Freshwater fish in the Parmesan tradition

Author: Guglielmo Capacchi

From G. CAPACCHI, La cucina popolare parmigiana, Parma, Silva, 1985, pp. 133-134

The practice of fish farming in ponds or artificial lakes is in all likelihood a very ancient one. The Romans must have been practicing it in very remote times. Already at the time of Cicero and Livius the simple term “piscina” (containing the word for fish, piscis) was no longer used to signify “pool for fish”, but only in its new meaning of “vast pool for swimming exercise” (as in modern Italian); for fish, the generic term “vivarium” was used, which has survived as “vivaio” in modern-day Italian. I could not say whether our medieval fish farms were brought by the Romans, or were already common in Cisalpine areas, or were due to the motivating force of that politician and administrator of genius, Charlemagne,[1] who “followed closely the organization of pike, eel and carp farms.” Whatever the case, we do know that the Bishop of Parma Sigefredo (or Sigifredo) II, in 1005 had his own fish farm at his castle in Colorno, fed by the waters of the Lorno river.[2]
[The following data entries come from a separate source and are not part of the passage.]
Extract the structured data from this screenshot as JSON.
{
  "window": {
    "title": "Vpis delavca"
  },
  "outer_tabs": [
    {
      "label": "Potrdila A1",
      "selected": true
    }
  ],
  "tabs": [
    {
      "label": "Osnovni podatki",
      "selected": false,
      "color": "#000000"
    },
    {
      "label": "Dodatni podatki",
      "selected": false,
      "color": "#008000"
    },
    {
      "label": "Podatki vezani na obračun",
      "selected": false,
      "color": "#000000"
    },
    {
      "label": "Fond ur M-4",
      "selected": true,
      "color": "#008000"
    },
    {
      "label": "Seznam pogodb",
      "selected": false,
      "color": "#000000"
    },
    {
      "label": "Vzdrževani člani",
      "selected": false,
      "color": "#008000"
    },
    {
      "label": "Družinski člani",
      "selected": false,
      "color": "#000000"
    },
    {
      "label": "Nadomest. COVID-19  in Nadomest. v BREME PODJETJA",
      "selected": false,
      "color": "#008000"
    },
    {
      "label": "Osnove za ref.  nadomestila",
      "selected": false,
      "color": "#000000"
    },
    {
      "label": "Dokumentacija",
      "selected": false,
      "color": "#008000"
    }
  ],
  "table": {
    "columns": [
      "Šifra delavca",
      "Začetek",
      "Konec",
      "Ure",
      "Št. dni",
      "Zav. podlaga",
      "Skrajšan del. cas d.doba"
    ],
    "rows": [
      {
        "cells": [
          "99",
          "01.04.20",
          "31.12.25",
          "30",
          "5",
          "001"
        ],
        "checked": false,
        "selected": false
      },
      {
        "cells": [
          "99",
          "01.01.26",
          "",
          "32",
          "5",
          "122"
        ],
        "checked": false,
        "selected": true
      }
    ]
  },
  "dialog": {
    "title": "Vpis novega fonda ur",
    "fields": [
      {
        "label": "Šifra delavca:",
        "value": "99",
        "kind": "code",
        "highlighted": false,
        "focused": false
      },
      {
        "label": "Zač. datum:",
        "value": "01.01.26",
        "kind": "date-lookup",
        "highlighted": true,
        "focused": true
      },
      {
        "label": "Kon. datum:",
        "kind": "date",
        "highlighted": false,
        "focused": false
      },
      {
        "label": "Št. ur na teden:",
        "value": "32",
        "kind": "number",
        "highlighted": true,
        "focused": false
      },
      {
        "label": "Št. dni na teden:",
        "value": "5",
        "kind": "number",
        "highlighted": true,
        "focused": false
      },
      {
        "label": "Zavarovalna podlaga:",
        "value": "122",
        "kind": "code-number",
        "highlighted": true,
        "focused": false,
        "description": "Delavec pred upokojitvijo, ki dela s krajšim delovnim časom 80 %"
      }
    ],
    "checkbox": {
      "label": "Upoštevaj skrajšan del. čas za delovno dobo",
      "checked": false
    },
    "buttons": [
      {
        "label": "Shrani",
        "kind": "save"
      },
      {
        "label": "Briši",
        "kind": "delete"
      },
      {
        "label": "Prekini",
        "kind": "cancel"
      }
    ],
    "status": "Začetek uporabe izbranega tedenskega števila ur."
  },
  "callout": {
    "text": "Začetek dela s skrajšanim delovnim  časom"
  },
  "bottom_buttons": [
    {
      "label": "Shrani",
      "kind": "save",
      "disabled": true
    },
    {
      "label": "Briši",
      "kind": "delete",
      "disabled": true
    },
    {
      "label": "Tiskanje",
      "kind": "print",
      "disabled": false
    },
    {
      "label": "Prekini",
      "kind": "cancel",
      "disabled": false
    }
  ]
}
The same can be said of all the moats that defended the walls of our lowland castles: they did not contain dragons or other monsters, but rather carp, pike and tench, all very welcome at times of famine, or simply to vary the “menu.” Throughout the Middle Ages there are documents attesting to fish farming in our area, though only in general terms. It is not until 1591 that we find a specific reference. Signor Albertoni, sent to Parma to accompany Cardinal Odoardo Farnese, sang the praises of a trout farm that was greatly admired by other Italian and foreign travellers: “Parma is more beautiful, more pleasant and more delightful, and in everything else not inferior to Piacenza… I have noticed two things about this city in my opinion … quite wonderful: …. one is the trout farm in clean and good water, drawn by underground conduits over eight miles long.” The other, as it can be easily imagined, is the famous “orange grove”, protected and heated in winter, and now unfortunately also lost.

Centuries went by, and the Bishop (we do not mean to imply that he was always motivated by the memory of this predecessors’ fish farms!) did not limit himself to opposing the Duke for raising militias in the Bishop’s Courts of Monchio: he also opposed the use of rainbow trout coming from his mountain feud of upper Val d’Enza and Val Cedra; those were not farmed trout, we would say today.

Giuseppe Micheli, in his study La riserva delle trote per la Mensa Vescovile [3] (The Bishop’s Refectory’s Trout Farm) writes a tasty tale about this diocesan right, which was asserted until the advent of Napoleon, referring to Cignolini and others whom we have not cited in the bibliography in order not to make it excessively long.

There was even an episcopal Custodian of fishing: in 1768 it was don Nicola Basetti of Vairo, preceded by don Rozzi of Monchio, who resigned. Nowadays the trout farms in our mountains continue in some way this very ancient, centuries-old tradition.

[1] G. MAFFIOLI, Storia piacevole della gastronomia, Milan, 1976, vol. I, p. 173.

[2] Parchments of the Capitular Archives; see also I. Affò, Storia di Parma, vol. I, p. 382.

[3] Published in “La Giovane Montagna”, December 1, 1927